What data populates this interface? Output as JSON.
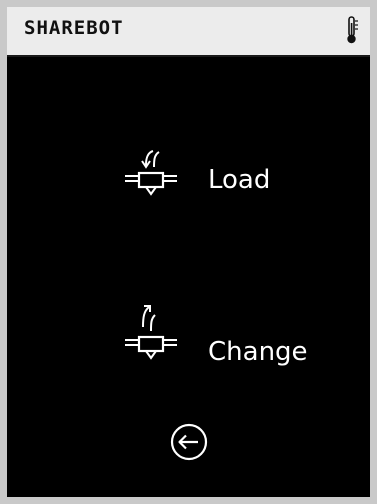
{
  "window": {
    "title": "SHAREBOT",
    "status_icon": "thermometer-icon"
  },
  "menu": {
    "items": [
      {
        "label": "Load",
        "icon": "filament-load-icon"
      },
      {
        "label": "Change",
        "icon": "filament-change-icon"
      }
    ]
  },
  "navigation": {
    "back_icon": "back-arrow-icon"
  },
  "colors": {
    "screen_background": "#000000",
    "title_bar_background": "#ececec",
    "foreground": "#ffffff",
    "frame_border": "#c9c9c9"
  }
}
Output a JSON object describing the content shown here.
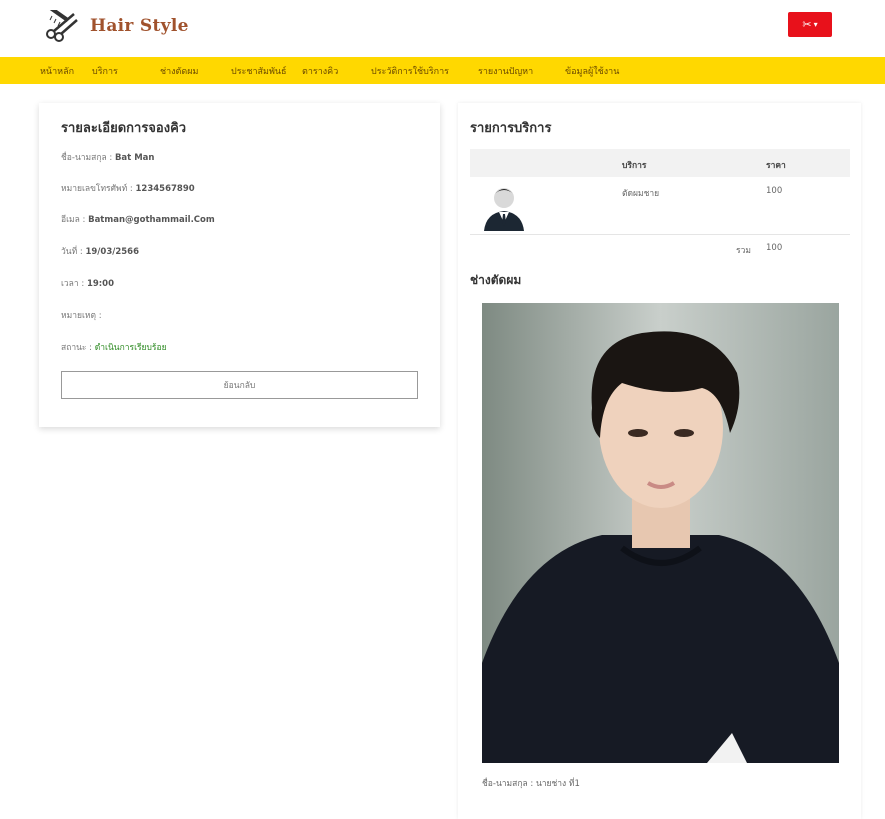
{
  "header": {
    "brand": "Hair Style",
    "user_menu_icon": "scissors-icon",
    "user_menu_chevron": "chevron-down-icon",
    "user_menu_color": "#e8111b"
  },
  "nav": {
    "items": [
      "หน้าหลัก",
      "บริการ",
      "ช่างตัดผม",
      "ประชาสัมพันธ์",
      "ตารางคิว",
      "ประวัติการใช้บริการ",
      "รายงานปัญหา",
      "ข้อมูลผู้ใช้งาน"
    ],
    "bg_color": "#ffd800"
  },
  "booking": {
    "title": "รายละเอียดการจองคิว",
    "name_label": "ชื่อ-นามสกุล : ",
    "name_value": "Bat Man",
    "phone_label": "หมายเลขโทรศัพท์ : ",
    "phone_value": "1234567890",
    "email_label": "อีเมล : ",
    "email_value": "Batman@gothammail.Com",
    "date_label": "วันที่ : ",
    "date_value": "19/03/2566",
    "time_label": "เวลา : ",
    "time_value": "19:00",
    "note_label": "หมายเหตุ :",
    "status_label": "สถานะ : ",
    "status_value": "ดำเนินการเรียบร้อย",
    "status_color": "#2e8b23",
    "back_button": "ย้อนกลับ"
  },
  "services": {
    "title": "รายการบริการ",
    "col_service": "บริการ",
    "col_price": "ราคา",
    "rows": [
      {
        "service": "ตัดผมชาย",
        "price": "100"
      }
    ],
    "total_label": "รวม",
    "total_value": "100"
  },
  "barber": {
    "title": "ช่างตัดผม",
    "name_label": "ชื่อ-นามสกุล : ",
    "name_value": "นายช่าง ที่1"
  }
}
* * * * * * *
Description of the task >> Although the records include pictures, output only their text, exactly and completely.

Solution to the exercise >>
What data populates this interface? Output as JSON.
{
  "window": {
    "title": "SHAREBOT",
    "status_icon": "thermometer-icon"
  },
  "menu": {
    "items": [
      {
        "label": "Load",
        "icon": "filament-load-icon"
      },
      {
        "label": "Change",
        "icon": "filament-change-icon"
      }
    ]
  },
  "navigation": {
    "back_icon": "back-arrow-icon"
  },
  "colors": {
    "screen_background": "#000000",
    "title_bar_background": "#ececec",
    "foreground": "#ffffff",
    "frame_border": "#c9c9c9"
  }
}
Output a JSON object describing the content shown here.
{
  "header": {
    "brand": "Hair Style",
    "user_menu_icon": "scissors-icon",
    "user_menu_chevron": "chevron-down-icon",
    "user_menu_color": "#e8111b"
  },
  "nav": {
    "items": [
      "หน้าหลัก",
      "บริการ",
      "ช่างตัดผม",
      "ประชาสัมพันธ์",
      "ตารางคิว",
      "ประวัติการใช้บริการ",
      "รายงานปัญหา",
      "ข้อมูลผู้ใช้งาน"
    ],
    "bg_color": "#ffd800"
  },
  "booking": {
    "title": "รายละเอียดการจองคิว",
    "name_label": "ชื่อ-นามสกุล : ",
    "name_value": "Bat Man",
    "phone_label": "หมายเลขโทรศัพท์ : ",
    "phone_value": "1234567890",
    "email_label": "อีเมล : ",
    "email_value": "Batman@gothammail.Com",
    "date_label": "วันที่ : ",
    "date_value": "19/03/2566",
    "time_label": "เวลา : ",
    "time_value": "19:00",
    "note_label": "หมายเหตุ :",
    "status_label": "สถานะ : ",
    "status_value": "ดำเนินการเรียบร้อย",
    "status_color": "#2e8b23",
    "back_button": "ย้อนกลับ"
  },
  "services": {
    "title": "รายการบริการ",
    "col_service": "บริการ",
    "col_price": "ราคา",
    "rows": [
      {
        "service": "ตัดผมชาย",
        "price": "100"
      }
    ],
    "total_label": "รวม",
    "total_value": "100"
  },
  "barber": {
    "title": "ช่างตัดผม",
    "name_label": "ชื่อ-นามสกุล : ",
    "name_value": "นายช่าง ที่1"
  }
}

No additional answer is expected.